This was only intended to be a brief overview of the theory of the managerial revolution (for more information I would highly recommend reading The Managerial Revolution, Leviathan and its Enemies, as well as Paul Gottfried’s After Liberalism: Mass Democracy in the Managerial State) to showcase one of the many potential sources the right could draw from in order to form a coherent analysis of the political elite it knows is there, but hasn’t quite articulated fully, at least in the mainstream context. The theory is certainly not perfect, but it helps us to understand why, despite the apparently conservative nature of power, modern elites are so progressive. Perhaps more significantly, it also begs many introspective questions which the right must answer going forward.
Is managerialism an inevitable consequence of capitalism? Capitalism is a contentious issue for conservatives; some see it as fundamental to our values, others, myself included, see it as a source of corruption. If managerialism is a product of the revolution of mass and scale, can those who support mass capitalism accept the consequences of this? Or is there a way to prevent it? If so, would this require the use of force to prevent the propagation of progressive values, or a more radical position of “de-growth” to return to the values of small-scale entrepreneurial bourgeoise?
Do we continue to defend institutions that, now under the control of the managers, no longer uphold the values they once did? The conservative tendency is to preserve, particularly long-standing institutions which have been part of our culture for countless generations. However, if they are no longer upholding these values, and more often than not, actively denigrating them in favour of their own, then are we being tricked into defending the power of our enemies because they maintain some auspices of traditionalism?

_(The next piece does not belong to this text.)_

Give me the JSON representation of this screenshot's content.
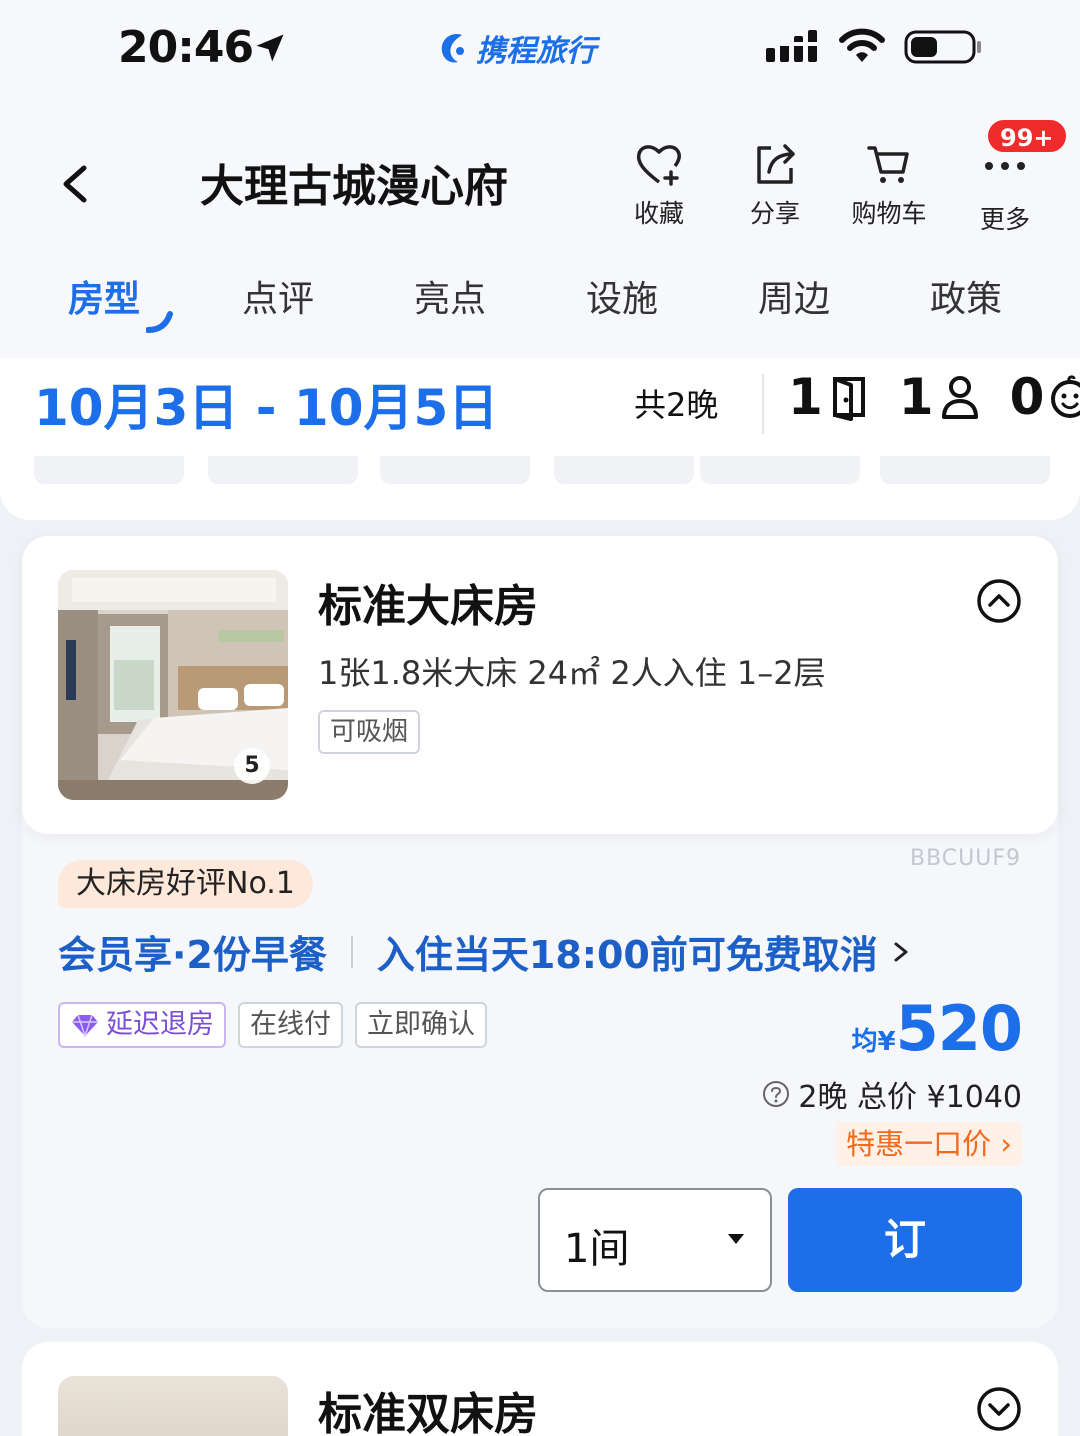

If we do decide to maintain these institutions, how do we go about re-aligning them when the problem is systemic, not confined to the instruments of power? If we were to go about dismantling the entire Cathedral, how do we begin to go about it? Recent history has already proven that getting elected into office is not enough. Donald Trump, who was supposedly the most powerful man in the world promised to “drain the swamp”, and the Conservative Party have been in government since 2010, yet the managers are far from dislodged. As they have control of every single powerful institution, re-securing the state alone will not be enough. The final consideration I will make in this regard is, if mainstream conservatism is insufficiently opposing the managerial elite, what is the alternative?
Perhaps all I have done here is raise more questions and found no answers, I wouldn’t blame anyone for thinking as such. In my defence, difficult questions are arguably better when the answers are carefully considered over time. Unless the question is, “what do you want for breakfast?” However, there are some things I can say with certainty. We should not be squeamish about using our proud intellectual lineage to form ideological frameworks similar to those of our opponents; after all, if “Cultural Marxism” is winning, it must be doing something right. As Sun Tzu famously said, “Know thyself, know thy enemy. A thousand battles, a thousand victories.”